SOUTH BEND, Ind. -- As Matthias Farley made his way off the field at Sun Life Stadium in January, fellow safety Jamoris Slaughter caught up with him. As the two dodged confetti and gleeful Alabama players, Slaughter had a message for him: "Remember the taste in your mouth right now, and let that fuel your offseason."
Three months later, Slaughter is gone. So too is Zeke Motta, meaning Farley is the most experienced safety on Notre Dame's roster. Notre Dame has plenty of talent there, with Elijah Shumate, Nicky Baratti, Austin Collinsworth and -- in a few months -- incoming freshman Max Redfield competing for playing time. But it'll be up to Farley, who only switched to safety from wide receiver a year ago, to provide veteran leadership to the group.
"This time last year, I was just learning everything, so definitely I’m still learning as I go, but I’m trying to help people along just as Zeke and Jamoris did last year," Farley said. "It’s crazy to me, though -- so much has happened in a year."
At this time in 2012, Notre Dame safeties coach Bob Elliot wasn't sure Farley would contribute on anything more than special teams during his sophomore year.

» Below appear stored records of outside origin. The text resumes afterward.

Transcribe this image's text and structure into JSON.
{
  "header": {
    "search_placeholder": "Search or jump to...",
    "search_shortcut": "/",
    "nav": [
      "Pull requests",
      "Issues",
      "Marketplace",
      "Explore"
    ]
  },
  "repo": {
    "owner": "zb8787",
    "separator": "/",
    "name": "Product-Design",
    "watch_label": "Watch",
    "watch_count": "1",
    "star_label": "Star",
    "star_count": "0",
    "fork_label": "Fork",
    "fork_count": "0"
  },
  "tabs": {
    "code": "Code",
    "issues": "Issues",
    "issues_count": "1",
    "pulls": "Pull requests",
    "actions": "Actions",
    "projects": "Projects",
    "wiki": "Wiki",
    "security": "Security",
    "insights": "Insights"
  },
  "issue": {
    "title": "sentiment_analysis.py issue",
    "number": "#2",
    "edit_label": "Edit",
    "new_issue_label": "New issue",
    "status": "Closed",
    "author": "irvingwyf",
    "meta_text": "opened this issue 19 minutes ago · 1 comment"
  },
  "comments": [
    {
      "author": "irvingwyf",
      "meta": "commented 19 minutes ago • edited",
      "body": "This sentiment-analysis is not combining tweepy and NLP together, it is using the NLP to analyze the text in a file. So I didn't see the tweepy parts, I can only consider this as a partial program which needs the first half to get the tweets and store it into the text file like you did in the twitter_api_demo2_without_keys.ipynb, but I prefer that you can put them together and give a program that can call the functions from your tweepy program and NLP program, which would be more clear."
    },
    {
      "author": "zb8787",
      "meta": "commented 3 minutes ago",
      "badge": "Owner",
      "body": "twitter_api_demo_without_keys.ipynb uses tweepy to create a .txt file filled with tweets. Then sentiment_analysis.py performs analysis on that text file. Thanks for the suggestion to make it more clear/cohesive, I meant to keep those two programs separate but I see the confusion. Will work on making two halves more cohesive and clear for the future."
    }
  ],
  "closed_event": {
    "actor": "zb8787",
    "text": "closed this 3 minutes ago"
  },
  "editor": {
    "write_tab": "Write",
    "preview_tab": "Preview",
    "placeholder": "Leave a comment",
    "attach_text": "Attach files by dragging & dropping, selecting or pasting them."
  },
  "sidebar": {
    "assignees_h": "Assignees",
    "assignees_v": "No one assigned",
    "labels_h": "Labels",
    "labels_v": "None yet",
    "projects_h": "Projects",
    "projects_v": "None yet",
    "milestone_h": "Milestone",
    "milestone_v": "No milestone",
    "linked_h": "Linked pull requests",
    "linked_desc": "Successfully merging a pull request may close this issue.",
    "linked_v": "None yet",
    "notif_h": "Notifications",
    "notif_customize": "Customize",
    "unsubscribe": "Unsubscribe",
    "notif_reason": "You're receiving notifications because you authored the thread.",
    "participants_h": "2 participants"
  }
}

But he made the leap last spring and summer, and when Slaughter went down in Week 3 with a torn Achilles' tendon, he got his chance. Now, he has another leap to make, going from being a serviceable safety to a traffic director and leader in the Irish secondary.
"It’s a big jump from last year, but the coaches have a lot of faith in me and I know I have to step up and be more vocal, Farley said. "And I have the most experience out of the group so far, so it’s just -- last year my role was stepping in, this year my role is to help other people along and to continue to develop myself."
Collinsworth thinks Farley's more than ready for that increased role.
"Matthias is a really good leader, and he knows a lot in the defensive backfield," Collinsworth said. "So he’s done a great job both coaching up guys and really leading from the front."
Brian Kelly has talked about identifying the next Farley, the next player to make that leap in spring practice. Farley pointed to safety Eilar Hardy as being that guy who could wind up competing for playing time come August following a solid spring.
Farley's been preparing for this job ever since Slaughter put his arm around him in Miami Gardens. He doesn't have the veteran expertise of Slaughter or Motta to go to -- he's the guy now. When Shumate or Collinsworth or Hardy has a question, they'll go to him -- even though last spring, Farley was nothing more than a greenhorn learning the ropes of being a safety.
"It really hits you when the guys leave after the bowl game and they’re not back," Farley said. "So for myself, I knew I had to step up and make sure I was even more accountable than last year now that I’m in a different role this year."